Divisional performance Q4 2002
The Power Technology Products and Automation Technology Products divisions serve their customers through external channel partners and ABB's end-user divisions. More customers are being served directly by channel partners such as wholesalers, systems integrators and distributors. Orders, revenues and earnings associated with these customers are accordingly no longer reflected in the end-user divisions.
As a result, in the end-user divisions, orders and revenues from these "pull-through" products are decreasing correspondingly. Unless otherwise stated, there is no material impact on the EBIT of the end-user divisions. Overall, there is no impact on the Group's consolidated results, since the pull-through effects are offset by reduced internal eliminations (currently presented in Corporate). There is no impact on the product divisions, since for them it remains a sale to the same customer whether products are sold via external channel partners or internal end-user divisions.
For all figures except for EBIT margins, comments refer to the fourth quarter results expressed in local currencies. EBIT excluding capital gains is shown only if the aggregate of such gains for the division is material (in any case, if capital gains represent more than 10 percent of divisional EBIT).
Orders dropped by 52 percent compared to the fourth quarter of 2001, mainly due to weak demand in the Americas and delays of some large project awards into 2003. Europe was mixed. A more selective bidding approach to secure future earnings quality also influenced order levels. Orders were down 38 percent, excluding product sales handled via channel partners.
Revenues were 25 percent lower. Excluding the pull-through effect, revenues decreased by 6 percent.
EBIT for the quarter was negative and the EBIT margin for the underlying operational performance (excluding pull-through, restructuring, capital gains in 2001 and 2002, and non-recurring amortization) decreased to 0.6 percent from 3.8 percent. The lower earnings were mainly due to the execution of low-margin systems projects (pre-2001) in Utility Power Systems. Steps have since been taken to improve project management and support higher project margins. In the fourth quarter, Utilities reported a capital gain of US$ 7 million.
In spite of weak markets, orders increased slightly, driven by demand in two business areas: Petroleum, Chemical and Life Sciences, and Paper Printing, Metals and Minerals.
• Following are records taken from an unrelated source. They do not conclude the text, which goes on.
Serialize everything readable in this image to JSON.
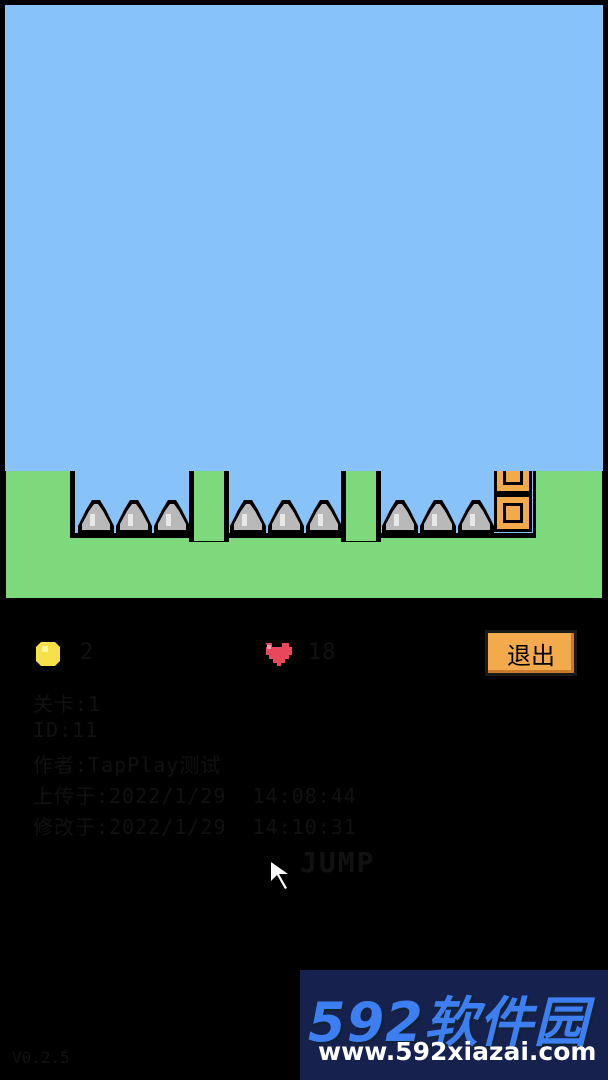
{
  "hud": {
    "coins": "2",
    "lives": "18",
    "exit_label": "退出"
  },
  "level_info": {
    "level": "关卡:1",
    "id": "ID:11",
    "author": "作者:TapPlay测试",
    "uploaded": "上传于:2022/1/29  14:08:44",
    "modified": "修改于:2022/1/29  14:10:31"
  },
  "controls": {
    "jump_label": "JUMP"
  },
  "footer": {
    "version": "V0.2.5"
  },
  "watermark": {
    "logo": "592软件园",
    "url": "www.592xiazai.com"
  },
  "colors": {
    "grass": "#7ed87c",
    "sky": "#87c3f9",
    "block": "#f2aa4c",
    "block_dark": "#9a6a4a",
    "spike": "#b9b9b9",
    "door": "#e07090"
  }
}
Excluding product sales now handled via channel partners, orders increased by 32 percent.
Revenues were 10 percent lower but up 8 percent excluding the pull-through effect. Revenues were down except in the Petroleum, Chemical and Life Sciences business area.
EBIT decreased primarily as a result of lower revenues and one-time charges. The EBIT margin for the underlying operational performance (excluding restructuring, capital gains, non-recurring amortization and one-time charges) increased from 5.3 percent to 5.8 percent.
Oil, Gas and Petrochemicals
Please refer to the section discontinued operations on page 18.
Power Technology Products
Orders rose by 6 percent compared to the same quarter of 2001, driven mainly by continuing strong demand in Asia, especially China. Higher demand in the Power Distribution business area also contributed to the improvement. Demand in North America was weak but stable. The European market remained mixed. Revenues in the quarter were flat.
Continuing operational improvements and productivity gains significantly lowered the cost base. As a result of this and in the absence of restructuring charges, EBIT more than doubled (up 123 percent) and the EBIT margin for the underlying operational performance (excluding restructuring, capital gains and non-recurring amortization) rose to 8.6 percent from 6.7 percent. The number of employees decreased by 9 percent (excluding acquisitions and divestments).
Automation Technology Products
Orders increased by 15 percent. All business areas contributed to the positive development. Robotics reported a double-digit increase in orders driven by demand in North America and Europe. Low-Voltage Products and Drives and Power Electronics benefited from the high demand in Asia, especially China. Overall, the American and European markets were mixed while Asia showed strong demand. The process automation market stabilized at a low level.
Revenues increased by 8 percent. Lower revenues in Control and Force Measurement and Electrical Machines were more than offset by the positive development in the other business areas.
EBIT increased by 85 percent, reflecting operational improvements and productivity gains from restructuring. The number of employees decreased by 6 percent (excluding acquisitions and divestments). The EBIT margin for the underlying operational performance (excluding restructuring, capital gains and non-recurring amortization) increased from 7.6 percent to 9.5 percent.
ABB divested a large part of its Financial Services division in 2002. In addition, ABB has announced its intention to divest other financial business activities. Therefore, the Financial Services division has been wound down and its results will no longer be separately reported. The fourth quarter 2002 results from the part of Structured Finance sold to GE Commercial Finance can be found in the breakdown of items for discontinued operations on page 19. The EBIT for the remainder of Structured Finance, as well as Equity Ventures and Insurance is shown in Non-core activities, also on page 19.